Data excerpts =
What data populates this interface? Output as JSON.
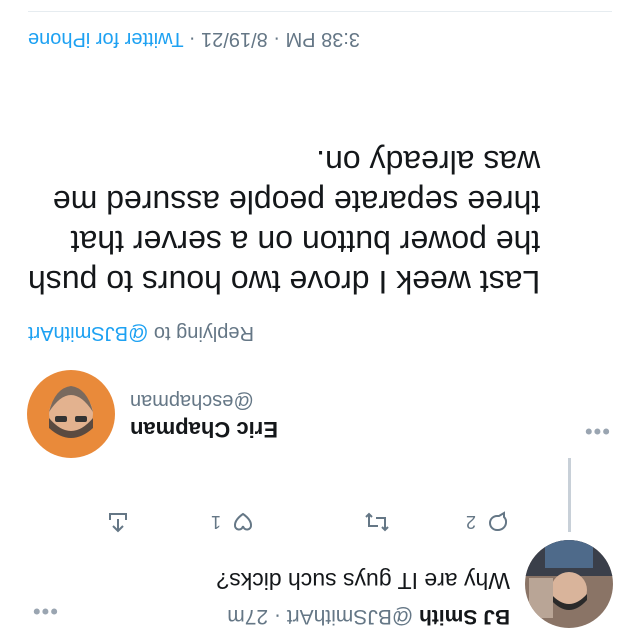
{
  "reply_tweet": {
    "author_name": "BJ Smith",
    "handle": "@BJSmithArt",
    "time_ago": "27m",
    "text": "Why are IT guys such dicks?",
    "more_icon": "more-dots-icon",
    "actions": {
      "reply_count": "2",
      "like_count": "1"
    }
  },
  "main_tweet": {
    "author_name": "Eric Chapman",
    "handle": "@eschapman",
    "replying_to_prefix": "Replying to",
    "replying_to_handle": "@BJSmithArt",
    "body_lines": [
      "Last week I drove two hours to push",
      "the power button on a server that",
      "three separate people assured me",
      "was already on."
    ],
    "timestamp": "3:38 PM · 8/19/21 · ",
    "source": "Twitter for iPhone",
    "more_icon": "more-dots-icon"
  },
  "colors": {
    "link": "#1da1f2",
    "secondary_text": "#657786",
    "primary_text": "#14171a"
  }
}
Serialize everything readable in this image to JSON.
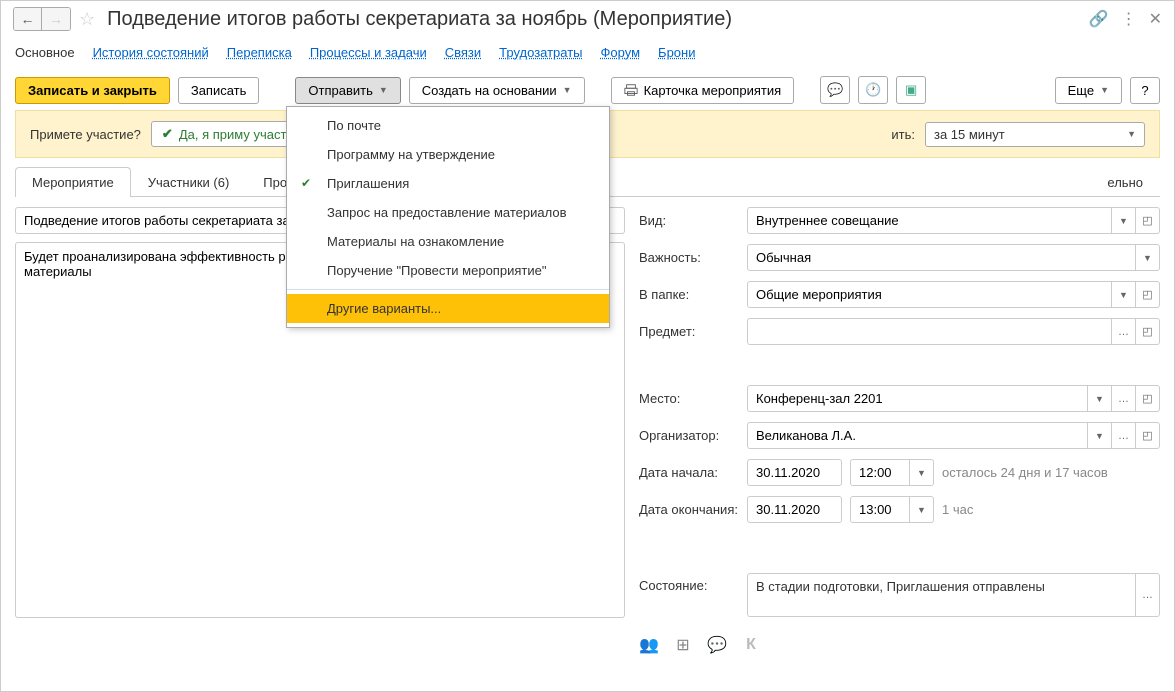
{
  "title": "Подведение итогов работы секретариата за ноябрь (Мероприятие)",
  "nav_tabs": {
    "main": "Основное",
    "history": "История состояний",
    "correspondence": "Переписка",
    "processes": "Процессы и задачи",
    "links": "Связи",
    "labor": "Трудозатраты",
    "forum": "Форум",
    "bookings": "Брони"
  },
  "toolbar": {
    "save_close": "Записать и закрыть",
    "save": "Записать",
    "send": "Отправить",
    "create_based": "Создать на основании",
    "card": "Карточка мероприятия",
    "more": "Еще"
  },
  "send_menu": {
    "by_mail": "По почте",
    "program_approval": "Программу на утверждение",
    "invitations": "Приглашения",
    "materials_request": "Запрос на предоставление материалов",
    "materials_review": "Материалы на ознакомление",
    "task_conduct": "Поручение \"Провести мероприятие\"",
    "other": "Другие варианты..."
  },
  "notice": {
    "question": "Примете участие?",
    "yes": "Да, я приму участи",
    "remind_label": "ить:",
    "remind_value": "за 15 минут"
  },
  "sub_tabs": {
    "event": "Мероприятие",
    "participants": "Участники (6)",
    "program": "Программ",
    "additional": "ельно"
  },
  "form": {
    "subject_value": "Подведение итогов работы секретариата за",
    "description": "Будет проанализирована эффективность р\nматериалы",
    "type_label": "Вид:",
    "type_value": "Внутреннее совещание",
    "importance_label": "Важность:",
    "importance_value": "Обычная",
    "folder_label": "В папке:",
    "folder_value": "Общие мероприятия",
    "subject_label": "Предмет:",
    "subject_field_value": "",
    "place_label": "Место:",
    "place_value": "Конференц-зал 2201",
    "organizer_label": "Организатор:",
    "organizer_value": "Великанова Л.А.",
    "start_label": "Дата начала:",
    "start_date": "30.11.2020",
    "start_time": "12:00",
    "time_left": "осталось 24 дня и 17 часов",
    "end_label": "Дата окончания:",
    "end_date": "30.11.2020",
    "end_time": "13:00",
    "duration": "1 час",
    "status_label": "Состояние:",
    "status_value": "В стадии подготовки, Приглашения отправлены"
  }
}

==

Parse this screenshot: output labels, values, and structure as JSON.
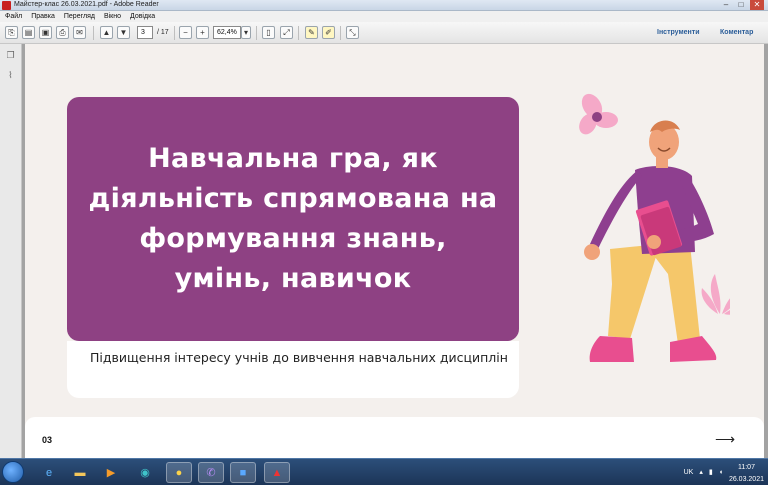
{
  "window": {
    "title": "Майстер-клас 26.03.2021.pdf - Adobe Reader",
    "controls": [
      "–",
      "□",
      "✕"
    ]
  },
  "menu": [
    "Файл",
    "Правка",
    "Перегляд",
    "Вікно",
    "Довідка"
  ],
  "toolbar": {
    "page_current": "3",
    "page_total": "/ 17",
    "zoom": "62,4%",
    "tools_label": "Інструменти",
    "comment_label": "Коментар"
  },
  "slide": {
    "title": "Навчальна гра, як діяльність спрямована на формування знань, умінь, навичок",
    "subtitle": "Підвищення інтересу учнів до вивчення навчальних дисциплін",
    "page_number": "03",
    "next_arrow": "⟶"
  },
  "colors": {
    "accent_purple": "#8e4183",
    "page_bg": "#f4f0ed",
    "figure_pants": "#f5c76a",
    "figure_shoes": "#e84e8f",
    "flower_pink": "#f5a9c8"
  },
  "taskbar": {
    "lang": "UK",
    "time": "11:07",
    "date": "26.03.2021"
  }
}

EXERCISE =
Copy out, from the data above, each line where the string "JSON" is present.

RESULT OF THE EXERCISE =
What data populates this interface? Output as JSON.
Serialize everything readable in this image to JSON.
Parse this screenshot: output labels, values, and structure as JSON.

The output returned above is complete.